One hundred seconds to decide
About one property my inbox every day as a potential investment. That is, one property a day is in the range of right geography, building type, size, condition and price point.
I screen quickly so I don't waste my time.
I have a two-step filter. The first coarse-grain filter takes fifteen seconds. The second medium-grain filter takes one hundred seconds. I've timed it. I'm serious.
The coarse-grain filter
I take the total annual current rent and divide it by the total asking price.
I know the ratio for each of my three preferred geographies. Take this listing:

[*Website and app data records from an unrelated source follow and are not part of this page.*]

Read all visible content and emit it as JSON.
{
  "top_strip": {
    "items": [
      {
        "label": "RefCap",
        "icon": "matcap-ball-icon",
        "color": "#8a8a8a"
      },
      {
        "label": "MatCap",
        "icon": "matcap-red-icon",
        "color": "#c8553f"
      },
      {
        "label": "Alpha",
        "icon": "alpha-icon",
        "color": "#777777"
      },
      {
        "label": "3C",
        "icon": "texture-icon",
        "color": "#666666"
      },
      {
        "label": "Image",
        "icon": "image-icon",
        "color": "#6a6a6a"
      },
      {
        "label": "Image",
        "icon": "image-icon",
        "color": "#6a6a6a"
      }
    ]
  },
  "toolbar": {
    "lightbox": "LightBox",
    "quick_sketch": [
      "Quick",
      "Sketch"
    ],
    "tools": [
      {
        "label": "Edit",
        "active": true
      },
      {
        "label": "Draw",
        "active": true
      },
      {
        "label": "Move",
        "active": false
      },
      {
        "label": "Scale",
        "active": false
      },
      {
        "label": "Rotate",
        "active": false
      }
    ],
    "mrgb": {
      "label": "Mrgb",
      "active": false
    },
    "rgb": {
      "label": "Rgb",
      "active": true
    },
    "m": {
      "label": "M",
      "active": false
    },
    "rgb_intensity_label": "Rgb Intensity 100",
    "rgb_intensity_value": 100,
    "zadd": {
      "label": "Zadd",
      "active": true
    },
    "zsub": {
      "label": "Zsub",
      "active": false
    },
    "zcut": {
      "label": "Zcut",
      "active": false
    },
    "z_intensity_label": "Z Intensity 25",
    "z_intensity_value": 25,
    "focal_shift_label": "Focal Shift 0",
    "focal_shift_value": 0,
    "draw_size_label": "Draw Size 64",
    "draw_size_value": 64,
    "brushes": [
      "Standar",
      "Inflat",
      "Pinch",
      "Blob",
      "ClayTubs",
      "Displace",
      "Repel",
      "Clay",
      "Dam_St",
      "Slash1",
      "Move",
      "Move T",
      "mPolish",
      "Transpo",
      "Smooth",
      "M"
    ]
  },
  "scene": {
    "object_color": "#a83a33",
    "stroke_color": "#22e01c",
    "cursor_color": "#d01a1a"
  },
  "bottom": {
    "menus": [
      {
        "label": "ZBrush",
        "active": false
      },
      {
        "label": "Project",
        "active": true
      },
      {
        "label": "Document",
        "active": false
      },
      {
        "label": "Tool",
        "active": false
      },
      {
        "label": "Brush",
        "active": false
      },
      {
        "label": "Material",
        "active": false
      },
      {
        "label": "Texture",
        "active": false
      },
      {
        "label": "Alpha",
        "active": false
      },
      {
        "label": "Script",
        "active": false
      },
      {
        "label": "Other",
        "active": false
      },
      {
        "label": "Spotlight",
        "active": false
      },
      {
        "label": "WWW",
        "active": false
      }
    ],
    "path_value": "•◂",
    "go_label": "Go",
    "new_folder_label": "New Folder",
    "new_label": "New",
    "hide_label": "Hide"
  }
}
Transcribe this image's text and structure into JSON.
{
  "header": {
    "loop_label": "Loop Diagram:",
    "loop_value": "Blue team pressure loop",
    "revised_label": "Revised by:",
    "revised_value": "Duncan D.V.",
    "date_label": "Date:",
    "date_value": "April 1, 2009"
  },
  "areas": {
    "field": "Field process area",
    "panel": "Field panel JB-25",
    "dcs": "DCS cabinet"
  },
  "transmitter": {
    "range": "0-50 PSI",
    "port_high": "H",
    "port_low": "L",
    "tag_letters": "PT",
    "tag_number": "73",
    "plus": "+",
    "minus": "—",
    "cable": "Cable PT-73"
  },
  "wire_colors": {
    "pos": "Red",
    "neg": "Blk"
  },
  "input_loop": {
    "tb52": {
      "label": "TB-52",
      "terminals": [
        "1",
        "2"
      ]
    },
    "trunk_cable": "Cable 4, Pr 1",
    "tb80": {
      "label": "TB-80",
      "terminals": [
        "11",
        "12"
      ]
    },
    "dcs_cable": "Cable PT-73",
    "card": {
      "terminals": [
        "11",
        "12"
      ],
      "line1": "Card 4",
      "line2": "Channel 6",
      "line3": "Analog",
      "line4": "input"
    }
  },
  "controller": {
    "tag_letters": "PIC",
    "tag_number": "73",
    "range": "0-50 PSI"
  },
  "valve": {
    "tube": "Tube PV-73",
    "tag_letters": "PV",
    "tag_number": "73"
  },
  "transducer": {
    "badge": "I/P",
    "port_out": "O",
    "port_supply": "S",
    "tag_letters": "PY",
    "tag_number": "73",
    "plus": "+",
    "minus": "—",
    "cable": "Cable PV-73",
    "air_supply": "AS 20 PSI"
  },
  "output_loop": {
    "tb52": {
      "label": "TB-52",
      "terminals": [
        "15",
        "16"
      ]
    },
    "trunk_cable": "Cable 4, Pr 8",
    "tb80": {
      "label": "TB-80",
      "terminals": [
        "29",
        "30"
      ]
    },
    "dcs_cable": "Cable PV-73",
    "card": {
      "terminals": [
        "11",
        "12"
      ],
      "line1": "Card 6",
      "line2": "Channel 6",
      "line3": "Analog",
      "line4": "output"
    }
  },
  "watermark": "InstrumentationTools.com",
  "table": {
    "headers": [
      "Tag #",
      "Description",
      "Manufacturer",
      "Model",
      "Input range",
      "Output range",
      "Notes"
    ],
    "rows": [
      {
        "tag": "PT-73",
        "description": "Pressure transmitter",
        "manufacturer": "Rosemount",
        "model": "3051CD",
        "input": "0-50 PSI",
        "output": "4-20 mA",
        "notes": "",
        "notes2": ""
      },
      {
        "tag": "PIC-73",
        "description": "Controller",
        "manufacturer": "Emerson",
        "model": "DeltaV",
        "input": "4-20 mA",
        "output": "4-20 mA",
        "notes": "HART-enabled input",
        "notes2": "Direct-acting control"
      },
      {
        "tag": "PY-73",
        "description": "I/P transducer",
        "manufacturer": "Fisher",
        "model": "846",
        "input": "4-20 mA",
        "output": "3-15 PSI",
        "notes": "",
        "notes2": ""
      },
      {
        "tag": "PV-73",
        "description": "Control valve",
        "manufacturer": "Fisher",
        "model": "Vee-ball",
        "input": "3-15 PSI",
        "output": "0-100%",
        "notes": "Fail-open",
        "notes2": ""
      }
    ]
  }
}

The fifteen second calculation is ($9,600 x 12) / $3,200,000 = 3.6%. Done. That's a pretty middle of the pack number for this particular area and multifamily. I also know the CAP rate is going to be horrible. How? These are gross rents on an almost immaculate property. There's not much upside I can see.
I pass. Fifteen seconds and I'm done.
The medium-grain filter
My medium grain filter is the back-of-the-envelope calculation. I build a year-two crude P&L and cash flow. Can it be done in one hundred seconds? Yes, absolutely. But it does require a little practice.
I said year-two because I'm trying to figure what stabilized cash flows might look like.
This listing recently hit my inbox:
Five residential units and a storefront in an area I've had my eye on. Here's the literal back-of-the-envelope calculation I did:
Cash-on-cash return of 12% ($38.5K / $340 down payment) is great. The return on equity (percentage profit before taxes, depreciation, principal payments) of 20% is also strong.
A few tips I use:
- I try not to get too precise, nor to be too aggressive or conservative. I round to the nearest $500.
- I know lending rates because I chat to several loan officers regularly. I already confirmed with one that they would lend to me 80% of the value (20% down).
- On a 30 year amortization, the principal is about two-thirds the amount of the interest in year two.
- I estimate insurance at $1 per sq. ft. per year if a number isn't given in the listing. The listing shows $4,000, using my heuristic $4,700.
- If I think a unit is under market rent, I use a rent-per-bedroom-per-month specific to the area I'm looking at. In this case about $800 per bedroom.
- I have a standard percentage for property management because I work with only one company. For me it is 3.5%.
- I estimate annual maintenance as 0.1% of the purchase price for a well-maintained building, and 0.3% for an okay-ish one. This property is middle-of-the-road at first glance.
That's it. From just a few numbers I can build a crude, stabilized view of the numbers that matter to me: return-on-equity, cash-on-cash return, CAP rate. (See below if you want more details on what these are).
Upshot: I'm very interested in this building. Time to go and see it. And here it is:
The fine-grain filter
My fine-grain filter is a five year projected P&L and cash flow. It still only takes a few minutes. This is where I check my numbers to the nearest $100 for each line item. I then figure out my offer price based on the returns and cash flow I need. I also factor in increases for rents, property taxes, utilities and so on.
For this property, the numbers came down slightly but not by much:
Overall, I like the look of this investment. It works for my criteria.